Recent studies have found that infants show relational learning in the first year. Like older children, they can abstract relations such as same or different across a series of exemplars. For older children, language has a major impact on relational learning: labeling a shared relation facilitates learning, while labeling component objects can disrupt learning. Here we ask: Does language influence relational learning at 12 months? Experiment 1 (n = 64) examined the influence of a relational label on learning. Prior to the study, the infants saw three pairs of objects, all labeled “These are same” or “These are different”. Experiment 2 (n = 48) examined the influence of object labels prior to the study, with three objects labeled (e.g., “This is a cup, this is a tower.”). We compared the present results with those of Ferry et al. (2015), where infants abstracted same and different relations after undergoing a similar paradigm without prior labels. If the effects of language mirror those in older children, we would expect that infants given relational labels (Experiment 1) will be helped in abstracting same and different compared to infants not given labels and that infants given object labels (Experiment 2) will be hindered relative to those not given labels. We found no evidence for either prediction. In Experiment 1, infants who had heard relational labels did not benefit compared to infants who had received no labels (Ferry et al., 2015). In Experiment 2, infants who had heard object labels showed the same patterns as those in Ferry et al. (2015), suggesting that object labels had no effect.

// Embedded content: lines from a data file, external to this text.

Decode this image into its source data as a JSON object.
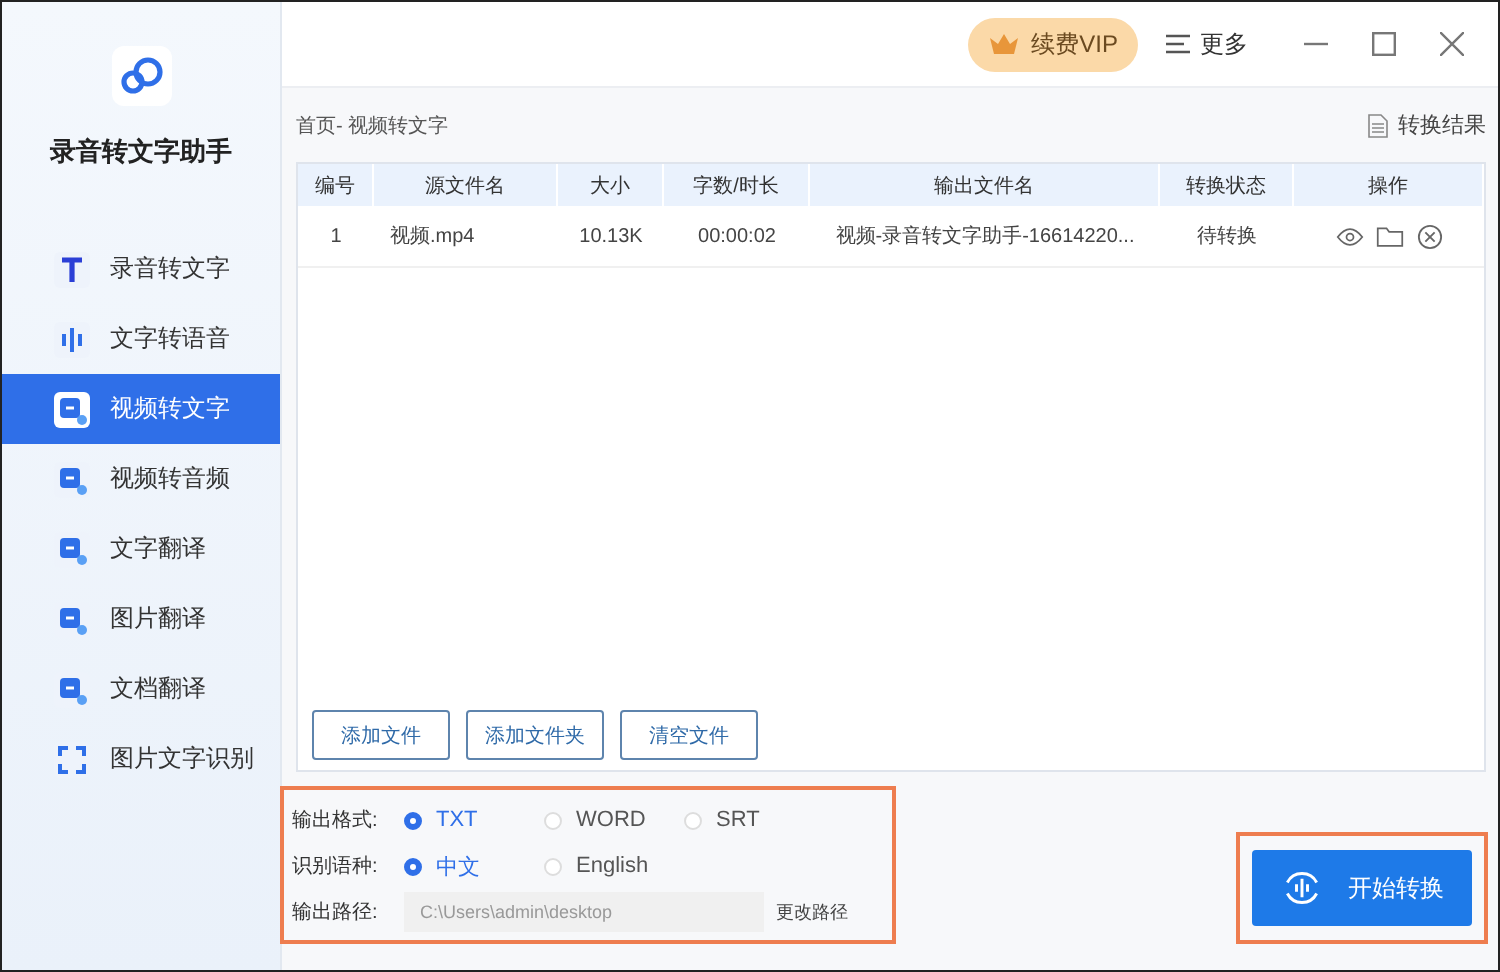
{
  "app": {
    "title": "录音转文字助手"
  },
  "sidebar": {
    "items": [
      {
        "label": "录音转文字",
        "selected": false
      },
      {
        "label": "文字转语音",
        "selected": false
      },
      {
        "label": "视频转文字",
        "selected": true
      },
      {
        "label": "视频转音频",
        "selected": false
      },
      {
        "label": "文字翻译",
        "selected": false
      },
      {
        "label": "图片翻译",
        "selected": false
      },
      {
        "label": "文档翻译",
        "selected": false
      },
      {
        "label": "图片文字识别",
        "selected": false
      }
    ]
  },
  "topbar": {
    "vip": "续费VIP",
    "more": "更多"
  },
  "breadcrumb": "首页- 视频转文字",
  "results_link": "转换结果",
  "table": {
    "columns": [
      "编号",
      "源文件名",
      "大小",
      "字数/时长",
      "输出文件名",
      "转换状态",
      "操作"
    ],
    "rows": [
      {
        "cells": [
          "1",
          "视频.mp4",
          "10.13K",
          "00:00:02",
          "视频-录音转文字助手-16614220...",
          "待转换"
        ]
      }
    ]
  },
  "file_buttons": [
    "添加文件",
    "添加文件夹",
    "清空文件"
  ],
  "options": {
    "format": {
      "label": "输出格式:",
      "choices": [
        {
          "label": "TXT",
          "selected": true
        },
        {
          "label": "WORD",
          "selected": false
        },
        {
          "label": "SRT",
          "selected": false
        }
      ]
    },
    "language": {
      "label": "识别语种:",
      "choices": [
        {
          "label": "中文",
          "selected": true
        },
        {
          "label": "English",
          "selected": false
        }
      ]
    },
    "path": {
      "label": "输出路径:",
      "value": "C:\\Users\\admin\\desktop",
      "change": "更改路径"
    }
  },
  "start_button": "开始转换"
}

This finding is important because it highlights a key difference between the relational learning abilities of infants and those seen in older children, pointing to a protracted process by which language and relational learning become entwined.

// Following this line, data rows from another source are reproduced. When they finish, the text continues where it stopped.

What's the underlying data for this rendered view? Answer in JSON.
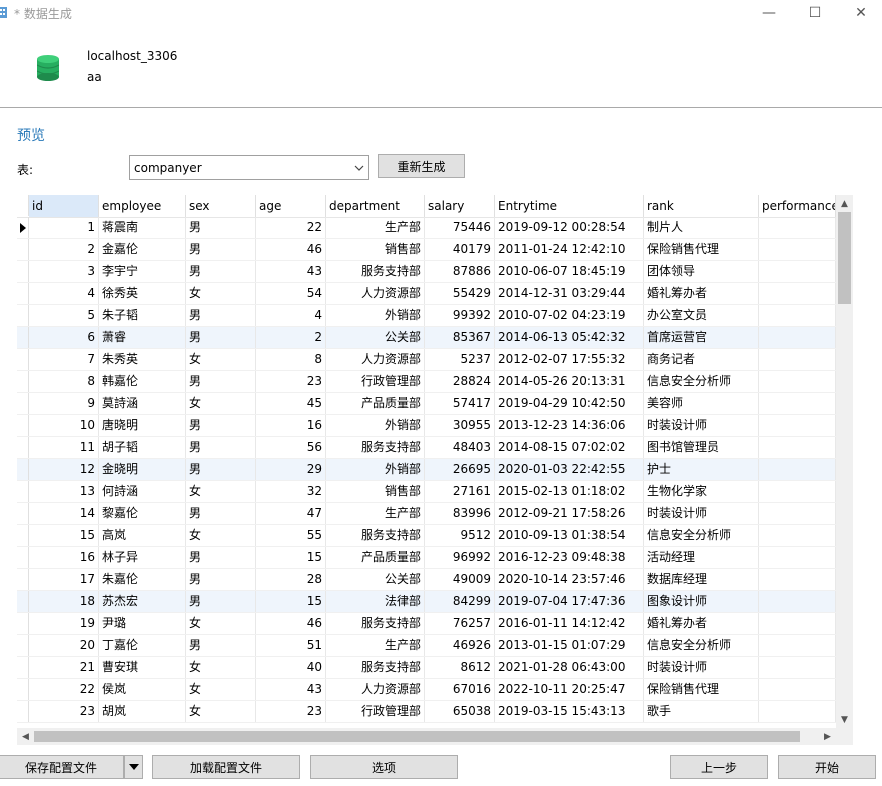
{
  "window": {
    "title": "* 数据生成",
    "minimize_glyph": "—",
    "maximize_glyph": "☐",
    "close_glyph": "✕"
  },
  "connection": {
    "name": "localhost_3306",
    "database": "aa",
    "icon": "database-icon",
    "icon_color": "#27ae60"
  },
  "section_title": "预览",
  "table_selector": {
    "label": "表:",
    "value": "companyer",
    "regenerate_label": "重新生成"
  },
  "grid": {
    "columns": [
      "id",
      "employee",
      "sex",
      "age",
      "department",
      "salary",
      "Entrytime",
      "rank",
      "performance"
    ],
    "rows": [
      [
        "1",
        "蒋震南",
        "男",
        "22",
        "生产部",
        "75446",
        "2019-09-12 00:28:54",
        "制片人",
        ""
      ],
      [
        "2",
        "金嘉伦",
        "男",
        "46",
        "销售部",
        "40179",
        "2011-01-24 12:42:10",
        "保险销售代理",
        ""
      ],
      [
        "3",
        "李宇宁",
        "男",
        "43",
        "服务支持部",
        "87886",
        "2010-06-07 18:45:19",
        "团体领导",
        ""
      ],
      [
        "4",
        "徐秀英",
        "女",
        "54",
        "人力资源部",
        "55429",
        "2014-12-31 03:29:44",
        "婚礼筹办者",
        ""
      ],
      [
        "5",
        "朱子韬",
        "男",
        "4",
        "外销部",
        "99392",
        "2010-07-02 04:23:19",
        "办公室文员",
        ""
      ],
      [
        "6",
        "萧睿",
        "男",
        "2",
        "公关部",
        "85367",
        "2014-06-13 05:42:32",
        "首席运营官",
        ""
      ],
      [
        "7",
        "朱秀英",
        "女",
        "8",
        "人力资源部",
        "5237",
        "2012-02-07 17:55:32",
        "商务记者",
        ""
      ],
      [
        "8",
        "韩嘉伦",
        "男",
        "23",
        "行政管理部",
        "28824",
        "2014-05-26 20:13:31",
        "信息安全分析师",
        ""
      ],
      [
        "9",
        "莫詩涵",
        "女",
        "45",
        "产品质量部",
        "57417",
        "2019-04-29 10:42:50",
        "美容师",
        ""
      ],
      [
        "10",
        "唐晓明",
        "男",
        "16",
        "外销部",
        "30955",
        "2013-12-23 14:36:06",
        "时装设计师",
        ""
      ],
      [
        "11",
        "胡子韬",
        "男",
        "56",
        "服务支持部",
        "48403",
        "2014-08-15 07:02:02",
        "图书馆管理员",
        ""
      ],
      [
        "12",
        "金晓明",
        "男",
        "29",
        "外销部",
        "26695",
        "2020-01-03 22:42:55",
        "护士",
        ""
      ],
      [
        "13",
        "何詩涵",
        "女",
        "32",
        "销售部",
        "27161",
        "2015-02-13 01:18:02",
        "生物化学家",
        ""
      ],
      [
        "14",
        "黎嘉伦",
        "男",
        "47",
        "生产部",
        "83996",
        "2012-09-21 17:58:26",
        "时装设计师",
        ""
      ],
      [
        "15",
        "高岚",
        "女",
        "55",
        "服务支持部",
        "9512",
        "2010-09-13 01:38:54",
        "信息安全分析师",
        ""
      ],
      [
        "16",
        "林子异",
        "男",
        "15",
        "产品质量部",
        "96992",
        "2016-12-23 09:48:38",
        "活动经理",
        ""
      ],
      [
        "17",
        "朱嘉伦",
        "男",
        "28",
        "公关部",
        "49009",
        "2020-10-14 23:57:46",
        "数据库经理",
        ""
      ],
      [
        "18",
        "苏杰宏",
        "男",
        "15",
        "法律部",
        "84299",
        "2019-07-04 17:47:36",
        "图象设计师",
        ""
      ],
      [
        "19",
        "尹璐",
        "女",
        "46",
        "服务支持部",
        "76257",
        "2016-01-11 14:12:42",
        "婚礼筹办者",
        ""
      ],
      [
        "20",
        "丁嘉伦",
        "男",
        "51",
        "生产部",
        "46926",
        "2013-01-15 01:07:29",
        "信息安全分析师",
        ""
      ],
      [
        "21",
        "曹安琪",
        "女",
        "40",
        "服务支持部",
        "8612",
        "2021-01-28 06:43:00",
        "时装设计师",
        ""
      ],
      [
        "22",
        "侯岚",
        "女",
        "43",
        "人力资源部",
        "67016",
        "2022-10-11 20:25:47",
        "保险销售代理",
        ""
      ],
      [
        "23",
        "胡岚",
        "女",
        "23",
        "行政管理部",
        "65038",
        "2019-03-15 15:43:13",
        "歌手",
        ""
      ]
    ]
  },
  "buttons": {
    "save_config": "保存配置文件",
    "load_config": "加载配置文件",
    "options": "选项",
    "prev_step": "上一步",
    "start": "开始"
  },
  "colors": {
    "accent": "#2a7ab9",
    "row_alt": "#eff5fc",
    "header_selected": "#dbe9f9"
  }
}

- Infant cognition
- Relational learning
ASJC Scopus subject areas
- Developmental and Educational Psychology